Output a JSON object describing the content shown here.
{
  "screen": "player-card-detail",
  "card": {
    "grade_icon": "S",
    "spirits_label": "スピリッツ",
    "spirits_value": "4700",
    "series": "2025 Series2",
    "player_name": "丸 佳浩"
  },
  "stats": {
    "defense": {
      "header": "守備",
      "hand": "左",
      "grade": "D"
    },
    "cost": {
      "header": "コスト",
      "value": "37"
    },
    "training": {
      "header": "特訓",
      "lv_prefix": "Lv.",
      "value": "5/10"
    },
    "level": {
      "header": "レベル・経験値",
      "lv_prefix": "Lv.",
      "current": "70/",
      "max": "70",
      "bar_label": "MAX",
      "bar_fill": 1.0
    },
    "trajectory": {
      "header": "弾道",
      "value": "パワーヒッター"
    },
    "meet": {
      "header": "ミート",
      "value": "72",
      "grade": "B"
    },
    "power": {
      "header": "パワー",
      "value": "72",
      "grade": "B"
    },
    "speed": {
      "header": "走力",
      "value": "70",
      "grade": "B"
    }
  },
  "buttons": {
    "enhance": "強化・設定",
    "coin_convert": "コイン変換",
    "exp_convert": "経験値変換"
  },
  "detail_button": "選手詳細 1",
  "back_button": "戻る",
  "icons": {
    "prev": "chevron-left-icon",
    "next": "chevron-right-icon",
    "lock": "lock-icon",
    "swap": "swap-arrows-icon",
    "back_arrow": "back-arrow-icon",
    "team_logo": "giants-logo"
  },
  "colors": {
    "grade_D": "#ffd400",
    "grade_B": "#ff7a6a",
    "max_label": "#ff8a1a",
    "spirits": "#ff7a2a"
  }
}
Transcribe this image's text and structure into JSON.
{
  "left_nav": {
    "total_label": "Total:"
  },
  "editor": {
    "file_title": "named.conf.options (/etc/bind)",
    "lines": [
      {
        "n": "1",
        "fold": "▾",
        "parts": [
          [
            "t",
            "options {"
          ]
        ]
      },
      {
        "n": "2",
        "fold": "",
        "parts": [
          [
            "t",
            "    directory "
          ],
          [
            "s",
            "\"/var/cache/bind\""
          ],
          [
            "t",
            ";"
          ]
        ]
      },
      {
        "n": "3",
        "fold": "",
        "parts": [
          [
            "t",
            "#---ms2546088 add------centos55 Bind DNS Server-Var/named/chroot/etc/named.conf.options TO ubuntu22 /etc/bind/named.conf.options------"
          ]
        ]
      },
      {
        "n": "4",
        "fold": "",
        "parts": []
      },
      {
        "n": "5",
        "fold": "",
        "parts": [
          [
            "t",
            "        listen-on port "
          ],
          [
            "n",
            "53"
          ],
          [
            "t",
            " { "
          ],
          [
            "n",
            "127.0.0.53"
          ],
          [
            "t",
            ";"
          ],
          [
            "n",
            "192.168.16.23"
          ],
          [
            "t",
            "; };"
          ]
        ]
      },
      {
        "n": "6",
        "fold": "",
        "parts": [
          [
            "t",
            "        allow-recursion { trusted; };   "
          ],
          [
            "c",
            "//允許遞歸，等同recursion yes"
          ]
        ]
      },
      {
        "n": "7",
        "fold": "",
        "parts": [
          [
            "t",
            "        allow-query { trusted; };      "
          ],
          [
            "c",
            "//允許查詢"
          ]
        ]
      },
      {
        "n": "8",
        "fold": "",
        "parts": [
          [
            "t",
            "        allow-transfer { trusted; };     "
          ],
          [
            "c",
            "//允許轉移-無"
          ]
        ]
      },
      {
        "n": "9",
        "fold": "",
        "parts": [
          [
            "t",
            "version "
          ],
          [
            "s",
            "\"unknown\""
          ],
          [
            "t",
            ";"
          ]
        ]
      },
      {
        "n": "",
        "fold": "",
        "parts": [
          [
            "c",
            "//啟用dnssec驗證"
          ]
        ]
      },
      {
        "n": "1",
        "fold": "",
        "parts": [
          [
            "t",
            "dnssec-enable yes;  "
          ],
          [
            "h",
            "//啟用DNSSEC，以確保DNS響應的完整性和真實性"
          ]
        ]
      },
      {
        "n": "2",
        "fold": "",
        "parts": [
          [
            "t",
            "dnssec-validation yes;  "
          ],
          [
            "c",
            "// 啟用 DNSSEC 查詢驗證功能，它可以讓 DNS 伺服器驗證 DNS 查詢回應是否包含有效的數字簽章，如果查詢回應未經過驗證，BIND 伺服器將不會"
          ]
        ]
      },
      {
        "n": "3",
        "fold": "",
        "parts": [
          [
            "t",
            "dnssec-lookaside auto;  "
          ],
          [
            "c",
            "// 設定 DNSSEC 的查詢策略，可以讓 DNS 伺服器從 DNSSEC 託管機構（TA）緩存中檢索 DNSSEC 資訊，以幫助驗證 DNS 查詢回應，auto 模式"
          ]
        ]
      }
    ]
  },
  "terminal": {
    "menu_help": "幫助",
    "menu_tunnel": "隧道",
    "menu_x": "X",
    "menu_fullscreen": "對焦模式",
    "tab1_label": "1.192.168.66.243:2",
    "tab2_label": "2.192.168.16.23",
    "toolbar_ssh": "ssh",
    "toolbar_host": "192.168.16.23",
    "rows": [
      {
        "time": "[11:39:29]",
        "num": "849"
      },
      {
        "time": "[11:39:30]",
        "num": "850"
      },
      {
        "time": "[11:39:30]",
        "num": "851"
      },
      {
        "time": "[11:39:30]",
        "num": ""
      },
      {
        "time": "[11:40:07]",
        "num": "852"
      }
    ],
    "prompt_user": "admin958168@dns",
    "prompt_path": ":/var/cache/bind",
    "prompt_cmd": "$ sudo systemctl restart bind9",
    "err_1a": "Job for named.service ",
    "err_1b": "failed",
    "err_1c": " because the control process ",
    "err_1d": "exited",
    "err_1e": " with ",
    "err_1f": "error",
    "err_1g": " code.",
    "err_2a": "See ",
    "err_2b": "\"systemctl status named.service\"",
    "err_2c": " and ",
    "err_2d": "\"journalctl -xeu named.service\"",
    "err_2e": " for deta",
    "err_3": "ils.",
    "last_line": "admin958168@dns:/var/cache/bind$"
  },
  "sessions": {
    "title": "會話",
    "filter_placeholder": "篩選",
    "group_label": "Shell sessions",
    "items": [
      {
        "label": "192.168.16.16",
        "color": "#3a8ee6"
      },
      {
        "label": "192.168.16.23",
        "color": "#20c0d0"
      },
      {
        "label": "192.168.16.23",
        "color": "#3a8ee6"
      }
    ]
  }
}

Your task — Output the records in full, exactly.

Your response —
Output a JSON object describing the content shown here.
{
  "screen": "player-card-detail",
  "card": {
    "grade_icon": "S",
    "spirits_label": "スピリッツ",
    "spirits_value": "4700",
    "series": "2025 Series2",
    "player_name": "丸 佳浩"
  },
  "stats": {
    "defense": {
      "header": "守備",
      "hand": "左",
      "grade": "D"
    },
    "cost": {
      "header": "コスト",
      "value": "37"
    },
    "training": {
      "header": "特訓",
      "lv_prefix": "Lv.",
      "value": "5/10"
    },
    "level": {
      "header": "レベル・経験値",
      "lv_prefix": "Lv.",
      "current": "70/",
      "max": "70",
      "bar_label": "MAX",
      "bar_fill": 1.0
    },
    "trajectory": {
      "header": "弾道",
      "value": "パワーヒッター"
    },
    "meet": {
      "header": "ミート",
      "value": "72",
      "grade": "B"
    },
    "power": {
      "header": "パワー",
      "value": "72",
      "grade": "B"
    },
    "speed": {
      "header": "走力",
      "value": "70",
      "grade": "B"
    }
  },
  "buttons": {
    "enhance": "強化・設定",
    "coin_convert": "コイン変換",
    "exp_convert": "経験値変換"
  },
  "detail_button": "選手詳細 1",
  "back_button": "戻る",
  "icons": {
    "prev": "chevron-left-icon",
    "next": "chevron-right-icon",
    "lock": "lock-icon",
    "swap": "swap-arrows-icon",
    "back_arrow": "back-arrow-icon",
    "team_logo": "giants-logo"
  },
  "colors": {
    "grade_D": "#ffd400",
    "grade_B": "#ff7a6a",
    "max_label": "#ff8a1a",
    "spirits": "#ff7a2a"
  }
}
Transcribe this image's text and structure into JSON.
{
  "left_nav": {
    "total_label": "Total:"
  },
  "editor": {
    "file_title": "named.conf.options (/etc/bind)",
    "lines": [
      {
        "n": "1",
        "fold": "▾",
        "parts": [
          [
            "t",
            "options {"
          ]
        ]
      },
      {
        "n": "2",
        "fold": "",
        "parts": [
          [
            "t",
            "    directory "
          ],
          [
            "s",
            "\"/var/cache/bind\""
          ],
          [
            "t",
            ";"
          ]
        ]
      },
      {
        "n": "3",
        "fold": "",
        "parts": [
          [
            "t",
            "#---ms2546088 add------centos55 Bind DNS Server-Var/named/chroot/etc/named.conf.options TO ubuntu22 /etc/bind/named.conf.options------"
          ]
        ]
      },
      {
        "n": "4",
        "fold": "",
        "parts": []
      },
      {
        "n": "5",
        "fold": "",
        "parts": [
          [
            "t",
            "        listen-on port "
          ],
          [
            "n",
            "53"
          ],
          [
            "t",
            " { "
          ],
          [
            "n",
            "127.0.0.53"
          ],
          [
            "t",
            ";"
          ],
          [
            "n",
            "192.168.16.23"
          ],
          [
            "t",
            "; };"
          ]
        ]
      },
      {
        "n": "6",
        "fold": "",
        "parts": [
          [
            "t",
            "        allow-recursion { trusted; };   "
          ],
          [
            "c",
            "//允許遞歸，等同recursion yes"
          ]
        ]
      },
      {
        "n": "7",
        "fold": "",
        "parts": [
          [
            "t",
            "        allow-query { trusted; };      "
          ],
          [
            "c",
            "//允許查詢"
          ]
        ]
      },
      {
        "n": "8",
        "fold": "",
        "parts": [
          [
            "t",
            "        allow-transfer { trusted; };     "
          ],
          [
            "c",
            "//允許轉移-無"
          ]
        ]
      },
      {
        "n": "9",
        "fold": "",
        "parts": [
          [
            "t",
            "version "
          ],
          [
            "s",
            "\"unknown\""
          ],
          [
            "t",
            ";"
          ]
        ]
      },
      {
        "n": "",
        "fold": "",
        "parts": [
          [
            "c",
            "//啟用dnssec驗證"
          ]
        ]
      },
      {
        "n": "1",
        "fold": "",
        "parts": [
          [
            "t",
            "dnssec-enable yes;  "
          ],
          [
            "h",
            "//啟用DNSSEC，以確保DNS響應的完整性和真實性"
          ]
        ]
      },
      {
        "n": "2",
        "fold": "",
        "parts": [
          [
            "t",
            "dnssec-validation yes;  "
          ],
          [
            "c",
            "// 啟用 DNSSEC 查詢驗證功能，它可以讓 DNS 伺服器驗證 DNS 查詢回應是否包含有效的數字簽章，如果查詢回應未經過驗證，BIND 伺服器將不會"
          ]
        ]
      },
      {
        "n": "3",
        "fold": "",
        "parts": [
          [
            "t",
            "dnssec-lookaside auto;  "
          ],
          [
            "c",
            "// 設定 DNSSEC 的查詢策略，可以讓 DNS 伺服器從 DNSSEC 託管機構（TA）緩存中檢索 DNSSEC 資訊，以幫助驗證 DNS 查詢回應，auto 模式"
          ]
        ]
      }
    ]
  },
  "terminal": {
    "menu_help": "幫助",
    "menu_tunnel": "隧道",
    "menu_x": "X",
    "menu_fullscreen": "對焦模式",
    "tab1_label": "1.192.168.66.243:2",
    "tab2_label": "2.192.168.16.23",
    "toolbar_ssh": "ssh",
    "toolbar_host": "192.168.16.23",
    "rows": [
      {
        "time": "[11:39:29]",
        "num": "849"
      },
      {
        "time": "[11:39:30]",
        "num": "850"
      },
      {
        "time": "[11:39:30]",
        "num": "851"
      },
      {
        "time": "[11:39:30]",
        "num": ""
      },
      {
        "time": "[11:40:07]",
        "num": "852"
      }
    ],
    "prompt_user": "admin958168@dns",
    "prompt_path": ":/var/cache/bind",
    "prompt_cmd": "$ sudo systemctl restart bind9",
    "err_1a": "Job for named.service ",
    "err_1b": "failed",
    "err_1c": " because the control process ",
    "err_1d": "exited",
    "err_1e": " with ",
    "err_1f": "error",
    "err_1g": " code.",
    "err_2a": "See ",
    "err_2b": "\"systemctl status named.service\"",
    "err_2c": " and ",
    "err_2d": "\"journalctl -xeu named.service\"",
    "err_2e": " for deta",
    "err_3": "ils.",
    "last_line": "admin958168@dns:/var/cache/bind$"
  },
  "sessions": {
    "title": "會話",
    "filter_placeholder": "篩選",
    "group_label": "Shell sessions",
    "items": [
      {
        "label": "192.168.16.16",
        "color": "#3a8ee6"
      },
      {
        "label": "192.168.16.23",
        "color": "#20c0d0"
      },
      {
        "label": "192.168.16.23",
        "color": "#3a8ee6"
      }
    ]
  }
}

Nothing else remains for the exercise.